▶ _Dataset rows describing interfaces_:
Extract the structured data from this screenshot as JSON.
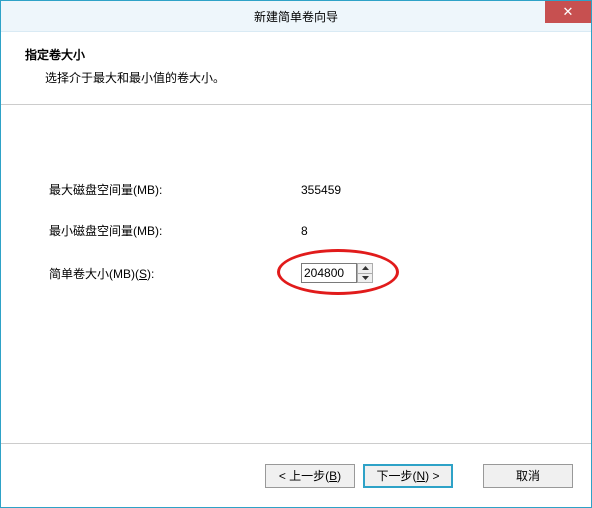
{
  "titlebar": {
    "title": "新建简单卷向导",
    "close_glyph": "✕"
  },
  "header": {
    "main": "指定卷大小",
    "sub": "选择介于最大和最小值的卷大小。"
  },
  "fields": {
    "max_label": "最大磁盘空间量(MB):",
    "max_value": "355459",
    "min_label": "最小磁盘空间量(MB):",
    "min_value": "8",
    "size_label_pre": "简单卷大小(MB)(",
    "size_label_hotkey": "S",
    "size_label_post": "):",
    "size_value": "204800"
  },
  "footer": {
    "back_pre": "< 上一步(",
    "back_hotkey": "B",
    "back_post": ")",
    "next_pre": "下一步(",
    "next_hotkey": "N",
    "next_post": ") >",
    "cancel": "取消"
  }
}
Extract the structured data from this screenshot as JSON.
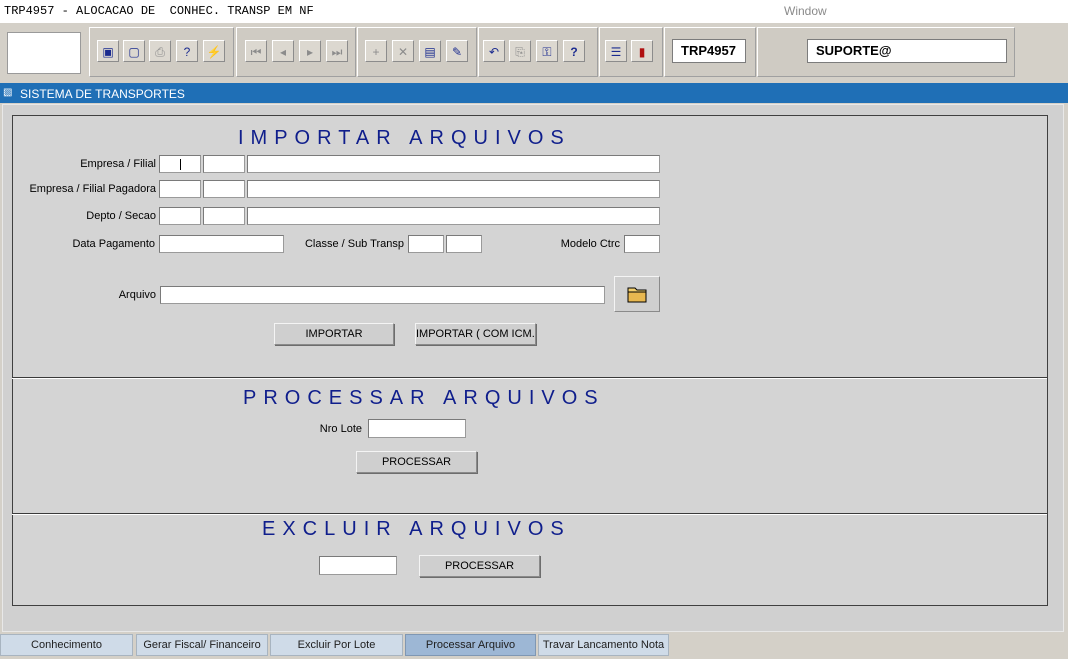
{
  "window": {
    "title": "TRP4957 - ALOCACAO DE  CONHEC. TRANSP EM NF",
    "menu_window": "Window"
  },
  "toolbar": {
    "program_code": "TRP4957",
    "user": "SUPORTE@",
    "buttons": [
      "save-icon",
      "window-icon",
      "print-icon",
      "help-query-icon",
      "execute-query-icon",
      "first-record-icon",
      "previous-record-icon",
      "next-record-icon",
      "last-record-icon",
      "insert-record-icon",
      "delete-record-icon",
      "duplicate-icon",
      "edit-icon",
      "undo-icon",
      "clipboard-icon",
      "key-icon",
      "help-icon",
      "menu-icon",
      "exit-icon"
    ]
  },
  "appbar": {
    "label": "SISTEMA DE TRANSPORTES"
  },
  "importar": {
    "title": "IMPORTAR ARQUIVOS",
    "empresa_filial": "Empresa / Filial",
    "empresa_filial_pagadora": "Empresa / Filial Pagadora",
    "depto_secao": "Depto / Secao",
    "data_pagamento": "Data Pagamento",
    "classe_sub_transp": "Classe / Sub Transp",
    "modelo_ctrc": "Modelo Ctrc",
    "arquivo": "Arquivo",
    "btn_importar": "IMPORTAR",
    "btn_importar_icms": "IMPORTAR ( COM ICM..."
  },
  "processar": {
    "title": "PROCESSAR ARQUIVOS",
    "nro_lote": "Nro Lote",
    "btn_processar": "PROCESSAR"
  },
  "excluir": {
    "title": "EXCLUIR ARQUIVOS",
    "btn_processar": "PROCESSAR"
  },
  "tabs": [
    {
      "label": "Conhecimento",
      "active": false
    },
    {
      "label": "Gerar Fiscal/ Financeiro",
      "active": false
    },
    {
      "label": "Excluir Por Lote",
      "active": false
    },
    {
      "label": "Processar Arquivo",
      "active": true
    },
    {
      "label": "Travar Lancamento Nota",
      "active": false
    }
  ],
  "colors": {
    "accent": "#1f6fb6",
    "section_title": "#0f1e8c",
    "active_tab": "#9db7d5"
  }
}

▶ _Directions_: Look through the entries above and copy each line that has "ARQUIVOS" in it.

▶ _Finished exercise_:
    "title": "IMPORTAR ARQUIVOS",
    "title": "PROCESSAR ARQUIVOS",
    "title": "EXCLUIR ARQUIVOS",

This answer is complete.